> _PROBLEM STATEMENT_
Each record below needs to be written out exactly as it reads.

==================================================

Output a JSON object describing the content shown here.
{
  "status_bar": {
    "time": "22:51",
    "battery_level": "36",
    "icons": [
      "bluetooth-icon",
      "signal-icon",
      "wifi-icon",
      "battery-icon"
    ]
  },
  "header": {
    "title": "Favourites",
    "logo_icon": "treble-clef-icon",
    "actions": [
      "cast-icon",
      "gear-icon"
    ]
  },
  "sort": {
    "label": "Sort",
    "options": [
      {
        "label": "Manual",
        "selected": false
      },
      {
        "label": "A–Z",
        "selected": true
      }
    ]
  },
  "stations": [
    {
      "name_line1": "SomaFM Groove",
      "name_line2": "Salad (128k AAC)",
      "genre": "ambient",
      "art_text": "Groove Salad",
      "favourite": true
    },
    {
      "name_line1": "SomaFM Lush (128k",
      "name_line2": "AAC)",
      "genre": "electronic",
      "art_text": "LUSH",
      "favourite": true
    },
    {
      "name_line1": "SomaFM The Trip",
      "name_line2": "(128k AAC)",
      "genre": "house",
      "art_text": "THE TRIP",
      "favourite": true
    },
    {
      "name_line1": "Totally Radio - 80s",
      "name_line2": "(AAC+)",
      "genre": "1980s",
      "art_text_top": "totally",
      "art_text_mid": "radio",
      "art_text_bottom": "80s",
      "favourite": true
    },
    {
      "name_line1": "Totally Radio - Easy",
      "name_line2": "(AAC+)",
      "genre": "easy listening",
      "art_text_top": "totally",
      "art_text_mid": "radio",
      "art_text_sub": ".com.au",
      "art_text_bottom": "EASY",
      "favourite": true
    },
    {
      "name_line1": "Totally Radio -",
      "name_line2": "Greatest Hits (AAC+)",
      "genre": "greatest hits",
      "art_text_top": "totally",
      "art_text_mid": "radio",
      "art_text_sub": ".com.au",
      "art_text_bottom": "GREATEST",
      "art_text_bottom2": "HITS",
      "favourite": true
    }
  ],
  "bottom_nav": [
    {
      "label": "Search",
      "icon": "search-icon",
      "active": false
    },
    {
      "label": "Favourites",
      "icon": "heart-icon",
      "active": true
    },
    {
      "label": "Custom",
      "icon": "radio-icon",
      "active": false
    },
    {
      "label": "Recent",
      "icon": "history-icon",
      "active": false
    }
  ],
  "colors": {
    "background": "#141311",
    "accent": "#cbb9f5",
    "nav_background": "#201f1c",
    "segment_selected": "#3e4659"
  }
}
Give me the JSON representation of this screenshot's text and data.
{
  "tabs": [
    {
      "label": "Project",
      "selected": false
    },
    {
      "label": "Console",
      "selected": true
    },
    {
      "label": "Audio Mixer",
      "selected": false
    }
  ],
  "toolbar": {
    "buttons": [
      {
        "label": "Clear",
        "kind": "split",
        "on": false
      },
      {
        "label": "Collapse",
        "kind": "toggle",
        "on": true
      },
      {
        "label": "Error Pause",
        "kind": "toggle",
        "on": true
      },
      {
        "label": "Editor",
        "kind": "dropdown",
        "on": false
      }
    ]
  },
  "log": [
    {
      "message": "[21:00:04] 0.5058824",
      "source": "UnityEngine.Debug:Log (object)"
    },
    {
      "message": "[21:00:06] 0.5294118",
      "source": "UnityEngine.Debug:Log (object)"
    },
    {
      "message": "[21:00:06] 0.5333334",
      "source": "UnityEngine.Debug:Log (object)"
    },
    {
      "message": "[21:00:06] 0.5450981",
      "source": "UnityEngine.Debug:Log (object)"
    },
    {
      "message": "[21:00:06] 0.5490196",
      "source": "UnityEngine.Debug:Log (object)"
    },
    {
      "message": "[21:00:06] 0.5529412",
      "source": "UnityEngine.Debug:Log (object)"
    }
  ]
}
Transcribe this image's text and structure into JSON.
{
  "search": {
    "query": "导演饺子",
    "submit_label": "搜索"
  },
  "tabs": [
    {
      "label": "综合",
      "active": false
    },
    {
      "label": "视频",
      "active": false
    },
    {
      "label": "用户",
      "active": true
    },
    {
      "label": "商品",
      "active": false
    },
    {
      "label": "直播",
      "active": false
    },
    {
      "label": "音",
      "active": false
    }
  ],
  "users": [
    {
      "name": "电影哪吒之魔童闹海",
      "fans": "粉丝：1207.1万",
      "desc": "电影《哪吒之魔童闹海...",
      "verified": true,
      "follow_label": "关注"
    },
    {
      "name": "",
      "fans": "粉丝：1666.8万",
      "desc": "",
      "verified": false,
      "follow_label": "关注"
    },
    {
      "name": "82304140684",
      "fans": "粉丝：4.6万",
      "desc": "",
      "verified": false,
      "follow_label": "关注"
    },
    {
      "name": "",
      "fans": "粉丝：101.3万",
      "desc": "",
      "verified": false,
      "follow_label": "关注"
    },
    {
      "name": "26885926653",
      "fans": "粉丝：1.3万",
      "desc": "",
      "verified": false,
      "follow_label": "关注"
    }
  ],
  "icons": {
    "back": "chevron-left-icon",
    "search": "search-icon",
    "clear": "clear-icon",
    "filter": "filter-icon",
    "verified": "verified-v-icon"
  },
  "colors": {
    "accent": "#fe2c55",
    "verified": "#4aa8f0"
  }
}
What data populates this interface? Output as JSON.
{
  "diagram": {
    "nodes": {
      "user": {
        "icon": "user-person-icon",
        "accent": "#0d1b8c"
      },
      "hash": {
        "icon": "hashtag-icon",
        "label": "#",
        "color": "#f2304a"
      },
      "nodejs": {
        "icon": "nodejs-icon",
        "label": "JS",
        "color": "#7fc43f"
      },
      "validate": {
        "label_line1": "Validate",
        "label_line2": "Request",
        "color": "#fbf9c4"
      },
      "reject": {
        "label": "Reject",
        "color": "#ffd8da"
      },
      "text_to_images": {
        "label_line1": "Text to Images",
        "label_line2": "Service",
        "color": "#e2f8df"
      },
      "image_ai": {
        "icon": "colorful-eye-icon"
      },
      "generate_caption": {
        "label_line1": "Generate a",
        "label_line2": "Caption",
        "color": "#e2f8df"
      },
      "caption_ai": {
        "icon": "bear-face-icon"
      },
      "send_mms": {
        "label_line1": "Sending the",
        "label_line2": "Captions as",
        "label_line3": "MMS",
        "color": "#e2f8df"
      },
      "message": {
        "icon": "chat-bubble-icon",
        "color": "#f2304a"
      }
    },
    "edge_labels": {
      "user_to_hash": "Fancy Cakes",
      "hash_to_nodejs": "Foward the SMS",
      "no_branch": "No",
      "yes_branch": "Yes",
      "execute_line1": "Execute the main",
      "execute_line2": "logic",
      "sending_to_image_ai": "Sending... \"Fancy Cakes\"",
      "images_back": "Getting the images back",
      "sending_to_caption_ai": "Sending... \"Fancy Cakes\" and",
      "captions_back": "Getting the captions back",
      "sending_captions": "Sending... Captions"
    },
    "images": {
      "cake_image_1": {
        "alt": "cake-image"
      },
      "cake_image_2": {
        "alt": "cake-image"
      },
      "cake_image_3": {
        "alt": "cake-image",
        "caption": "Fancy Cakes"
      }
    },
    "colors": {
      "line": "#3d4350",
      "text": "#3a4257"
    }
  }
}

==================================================

> _RESPONSE AREA_
Output a JSON object describing the content shown here.
{
  "status_bar": {
    "time": "22:51",
    "battery_level": "36",
    "icons": [
      "bluetooth-icon",
      "signal-icon",
      "wifi-icon",
      "battery-icon"
    ]
  },
  "header": {
    "title": "Favourites",
    "logo_icon": "treble-clef-icon",
    "actions": [
      "cast-icon",
      "gear-icon"
    ]
  },
  "sort": {
    "label": "Sort",
    "options": [
      {
        "label": "Manual",
        "selected": false
      },
      {
        "label": "A–Z",
        "selected": true
      }
    ]
  },
  "stations": [
    {
      "name_line1": "SomaFM Groove",
      "name_line2": "Salad (128k AAC)",
      "genre": "ambient",
      "art_text": "Groove Salad",
      "favourite": true
    },
    {
      "name_line1": "SomaFM Lush (128k",
      "name_line2": "AAC)",
      "genre": "electronic",
      "art_text": "LUSH",
      "favourite": true
    },
    {
      "name_line1": "SomaFM The Trip",
      "name_line2": "(128k AAC)",
      "genre": "house",
      "art_text": "THE TRIP",
      "favourite": true
    },
    {
      "name_line1": "Totally Radio - 80s",
      "name_line2": "(AAC+)",
      "genre": "1980s",
      "art_text_top": "totally",
      "art_text_mid": "radio",
      "art_text_bottom": "80s",
      "favourite": true
    },
    {
      "name_line1": "Totally Radio - Easy",
      "name_line2": "(AAC+)",
      "genre": "easy listening",
      "art_text_top": "totally",
      "art_text_mid": "radio",
      "art_text_sub": ".com.au",
      "art_text_bottom": "EASY",
      "favourite": true
    },
    {
      "name_line1": "Totally Radio -",
      "name_line2": "Greatest Hits (AAC+)",
      "genre": "greatest hits",
      "art_text_top": "totally",
      "art_text_mid": "radio",
      "art_text_sub": ".com.au",
      "art_text_bottom": "GREATEST",
      "art_text_bottom2": "HITS",
      "favourite": true
    }
  ],
  "bottom_nav": [
    {
      "label": "Search",
      "icon": "search-icon",
      "active": false
    },
    {
      "label": "Favourites",
      "icon": "heart-icon",
      "active": true
    },
    {
      "label": "Custom",
      "icon": "radio-icon",
      "active": false
    },
    {
      "label": "Recent",
      "icon": "history-icon",
      "active": false
    }
  ],
  "colors": {
    "background": "#141311",
    "accent": "#cbb9f5",
    "nav_background": "#201f1c",
    "segment_selected": "#3e4659"
  }
}
Give me the JSON representation of this screenshot's text and data.
{
  "tabs": [
    {
      "label": "Project",
      "selected": false
    },
    {
      "label": "Console",
      "selected": true
    },
    {
      "label": "Audio Mixer",
      "selected": false
    }
  ],
  "toolbar": {
    "buttons": [
      {
        "label": "Clear",
        "kind": "split",
        "on": false
      },
      {
        "label": "Collapse",
        "kind": "toggle",
        "on": true
      },
      {
        "label": "Error Pause",
        "kind": "toggle",
        "on": true
      },
      {
        "label": "Editor",
        "kind": "dropdown",
        "on": false
      }
    ]
  },
  "log": [
    {
      "message": "[21:00:04] 0.5058824",
      "source": "UnityEngine.Debug:Log (object)"
    },
    {
      "message": "[21:00:06] 0.5294118",
      "source": "UnityEngine.Debug:Log (object)"
    },
    {
      "message": "[21:00:06] 0.5333334",
      "source": "UnityEngine.Debug:Log (object)"
    },
    {
      "message": "[21:00:06] 0.5450981",
      "source": "UnityEngine.Debug:Log (object)"
    },
    {
      "message": "[21:00:06] 0.5490196",
      "source": "UnityEngine.Debug:Log (object)"
    },
    {
      "message": "[21:00:06] 0.5529412",
      "source": "UnityEngine.Debug:Log (object)"
    }
  ]
}
Transcribe this image's text and structure into JSON.
{
  "search": {
    "query": "导演饺子",
    "submit_label": "搜索"
  },
  "tabs": [
    {
      "label": "综合",
      "active": false
    },
    {
      "label": "视频",
      "active": false
    },
    {
      "label": "用户",
      "active": true
    },
    {
      "label": "商品",
      "active": false
    },
    {
      "label": "直播",
      "active": false
    },
    {
      "label": "音",
      "active": false
    }
  ],
  "users": [
    {
      "name": "电影哪吒之魔童闹海",
      "fans": "粉丝：1207.1万",
      "desc": "电影《哪吒之魔童闹海...",
      "verified": true,
      "follow_label": "关注"
    },
    {
      "name": "",
      "fans": "粉丝：1666.8万",
      "desc": "",
      "verified": false,
      "follow_label": "关注"
    },
    {
      "name": "82304140684",
      "fans": "粉丝：4.6万",
      "desc": "",
      "verified": false,
      "follow_label": "关注"
    },
    {
      "name": "",
      "fans": "粉丝：101.3万",
      "desc": "",
      "verified": false,
      "follow_label": "关注"
    },
    {
      "name": "26885926653",
      "fans": "粉丝：1.3万",
      "desc": "",
      "verified": false,
      "follow_label": "关注"
    }
  ],
  "icons": {
    "back": "chevron-left-icon",
    "search": "search-icon",
    "clear": "clear-icon",
    "filter": "filter-icon",
    "verified": "verified-v-icon"
  },
  "colors": {
    "accent": "#fe2c55",
    "verified": "#4aa8f0"
  }
}
What data populates this interface? Output as JSON.
{
  "diagram": {
    "nodes": {
      "user": {
        "icon": "user-person-icon",
        "accent": "#0d1b8c"
      },
      "hash": {
        "icon": "hashtag-icon",
        "label": "#",
        "color": "#f2304a"
      },
      "nodejs": {
        "icon": "nodejs-icon",
        "label": "JS",
        "color": "#7fc43f"
      },
      "validate": {
        "label_line1": "Validate",
        "label_line2": "Request",
        "color": "#fbf9c4"
      },
      "reject": {
        "label": "Reject",
        "color": "#ffd8da"
      },
      "text_to_images": {
        "label_line1": "Text to Images",
        "label_line2": "Service",
        "color": "#e2f8df"
      },
      "image_ai": {
        "icon": "colorful-eye-icon"
      },
      "generate_caption": {
        "label_line1": "Generate a",
        "label_line2": "Caption",
        "color": "#e2f8df"
      },
      "caption_ai": {
        "icon": "bear-face-icon"
      },
      "send_mms": {
        "label_line1": "Sending the",
        "label_line2": "Captions as",
        "label_line3": "MMS",
        "color": "#e2f8df"
      },
      "message": {
        "icon": "chat-bubble-icon",
        "color": "#f2304a"
      }
    },
    "edge_labels": {
      "user_to_hash": "Fancy Cakes",
      "hash_to_nodejs": "Foward the SMS",
      "no_branch": "No",
      "yes_branch": "Yes",
      "execute_line1": "Execute the main",
      "execute_line2": "logic",
      "sending_to_image_ai": "Sending... \"Fancy Cakes\"",
      "images_back": "Getting the images back",
      "sending_to_caption_ai": "Sending... \"Fancy Cakes\" and",
      "captions_back": "Getting the captions back",
      "sending_captions": "Sending... Captions"
    },
    "images": {
      "cake_image_1": {
        "alt": "cake-image"
      },
      "cake_image_2": {
        "alt": "cake-image"
      },
      "cake_image_3": {
        "alt": "cake-image",
        "caption": "Fancy Cakes"
      }
    },
    "colors": {
      "line": "#3d4350",
      "text": "#3a4257"
    }
  }
}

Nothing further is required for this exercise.